Go through the data and copy every line in which "avmedien" appears.

**Dataset rows describing interfaces:**
______________________________

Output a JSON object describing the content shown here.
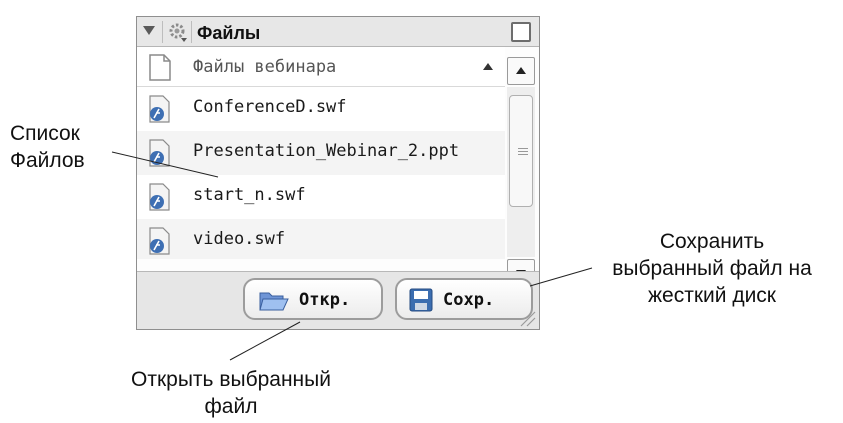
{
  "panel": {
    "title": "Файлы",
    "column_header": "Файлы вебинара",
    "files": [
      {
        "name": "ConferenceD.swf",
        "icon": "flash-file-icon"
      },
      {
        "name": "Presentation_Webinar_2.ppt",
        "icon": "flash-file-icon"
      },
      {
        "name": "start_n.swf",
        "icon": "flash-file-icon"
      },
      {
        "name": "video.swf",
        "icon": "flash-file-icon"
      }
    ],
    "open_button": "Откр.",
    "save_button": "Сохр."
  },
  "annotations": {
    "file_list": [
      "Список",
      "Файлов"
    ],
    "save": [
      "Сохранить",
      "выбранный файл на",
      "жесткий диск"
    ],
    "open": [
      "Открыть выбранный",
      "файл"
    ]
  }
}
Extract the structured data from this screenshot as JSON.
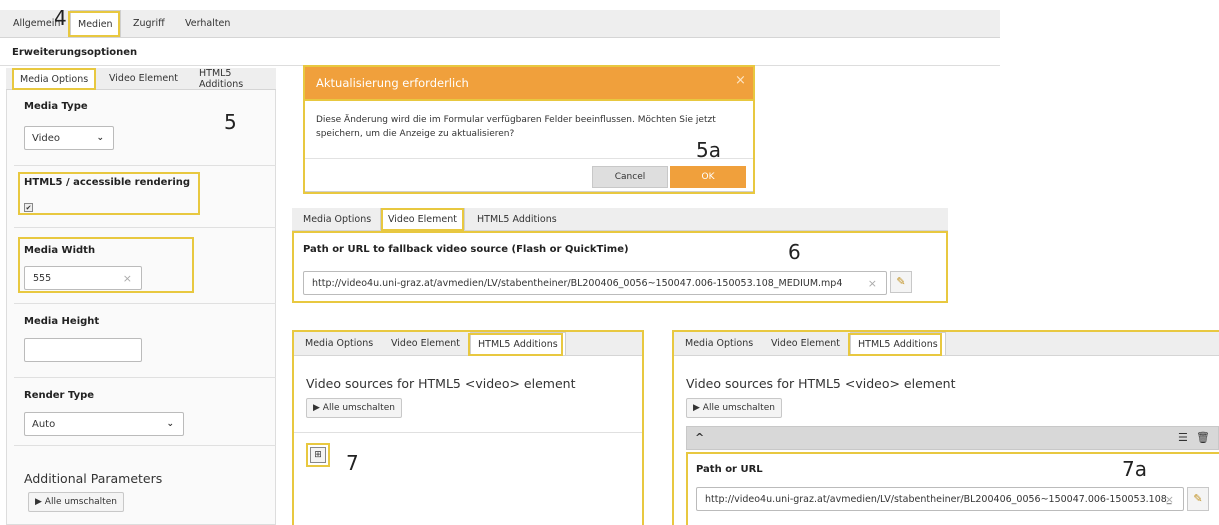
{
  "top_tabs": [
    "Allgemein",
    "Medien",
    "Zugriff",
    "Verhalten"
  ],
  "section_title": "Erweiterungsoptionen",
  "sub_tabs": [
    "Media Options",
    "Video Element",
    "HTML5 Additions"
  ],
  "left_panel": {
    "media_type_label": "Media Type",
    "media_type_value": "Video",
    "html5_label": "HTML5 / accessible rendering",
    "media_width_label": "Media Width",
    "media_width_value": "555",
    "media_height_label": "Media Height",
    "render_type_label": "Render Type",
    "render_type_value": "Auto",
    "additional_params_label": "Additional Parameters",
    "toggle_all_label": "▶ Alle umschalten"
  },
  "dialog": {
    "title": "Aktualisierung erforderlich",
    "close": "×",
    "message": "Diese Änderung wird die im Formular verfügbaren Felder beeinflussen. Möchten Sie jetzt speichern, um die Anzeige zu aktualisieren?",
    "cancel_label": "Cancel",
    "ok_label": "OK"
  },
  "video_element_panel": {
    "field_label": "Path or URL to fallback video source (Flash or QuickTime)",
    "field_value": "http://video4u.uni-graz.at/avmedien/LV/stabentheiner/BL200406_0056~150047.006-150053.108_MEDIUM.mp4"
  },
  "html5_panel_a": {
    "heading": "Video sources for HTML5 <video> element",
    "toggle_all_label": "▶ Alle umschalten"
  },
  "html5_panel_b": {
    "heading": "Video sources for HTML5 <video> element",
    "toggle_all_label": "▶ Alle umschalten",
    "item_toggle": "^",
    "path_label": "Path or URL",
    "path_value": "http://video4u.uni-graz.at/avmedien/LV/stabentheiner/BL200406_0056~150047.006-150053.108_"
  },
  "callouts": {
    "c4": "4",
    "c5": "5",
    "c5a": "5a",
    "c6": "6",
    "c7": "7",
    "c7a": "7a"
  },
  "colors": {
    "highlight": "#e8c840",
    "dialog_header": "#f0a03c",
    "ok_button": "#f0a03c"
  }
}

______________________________

**YOUR RESPONSE:**
    "field_value": "http://video4u.uni-graz.at/avmedien/LV/stabentheiner/BL200406_0056~150047.006-150053.108_MEDIUM.mp4"
    "path_value": "http://video4u.uni-graz.at/avmedien/LV/stabentheiner/BL200406_0056~150047.006-150053.108_"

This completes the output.